*** Block opens ***

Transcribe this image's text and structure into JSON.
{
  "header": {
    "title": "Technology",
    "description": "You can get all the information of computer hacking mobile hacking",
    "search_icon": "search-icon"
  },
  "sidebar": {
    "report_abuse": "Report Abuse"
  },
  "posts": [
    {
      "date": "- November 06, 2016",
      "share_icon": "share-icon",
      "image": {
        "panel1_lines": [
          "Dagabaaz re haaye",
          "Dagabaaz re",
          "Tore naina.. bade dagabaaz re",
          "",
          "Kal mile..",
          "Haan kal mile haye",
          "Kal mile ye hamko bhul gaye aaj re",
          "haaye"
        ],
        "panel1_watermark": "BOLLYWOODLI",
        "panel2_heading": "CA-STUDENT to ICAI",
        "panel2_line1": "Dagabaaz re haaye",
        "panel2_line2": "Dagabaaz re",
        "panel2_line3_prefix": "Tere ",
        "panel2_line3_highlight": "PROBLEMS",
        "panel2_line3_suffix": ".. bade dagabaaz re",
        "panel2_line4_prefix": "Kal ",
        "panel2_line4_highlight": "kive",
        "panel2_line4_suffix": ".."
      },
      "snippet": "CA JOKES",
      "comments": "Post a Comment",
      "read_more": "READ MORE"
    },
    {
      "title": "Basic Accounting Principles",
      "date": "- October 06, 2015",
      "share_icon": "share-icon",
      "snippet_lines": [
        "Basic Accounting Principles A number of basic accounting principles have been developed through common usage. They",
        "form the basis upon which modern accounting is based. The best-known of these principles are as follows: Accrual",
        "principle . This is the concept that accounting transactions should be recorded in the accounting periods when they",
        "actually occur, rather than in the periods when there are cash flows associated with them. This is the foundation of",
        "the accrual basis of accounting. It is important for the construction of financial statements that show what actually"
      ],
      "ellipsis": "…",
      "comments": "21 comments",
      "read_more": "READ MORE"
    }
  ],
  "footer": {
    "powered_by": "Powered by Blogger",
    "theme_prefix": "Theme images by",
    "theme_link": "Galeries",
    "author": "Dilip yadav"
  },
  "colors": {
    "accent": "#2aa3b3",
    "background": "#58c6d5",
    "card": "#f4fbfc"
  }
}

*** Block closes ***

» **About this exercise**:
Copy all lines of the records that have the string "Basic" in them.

» **Task answer**:
      "title": "Basic Accounting Principles",
        "Basic Accounting Principles A number of basic accounting principles have been developed through common usage. They",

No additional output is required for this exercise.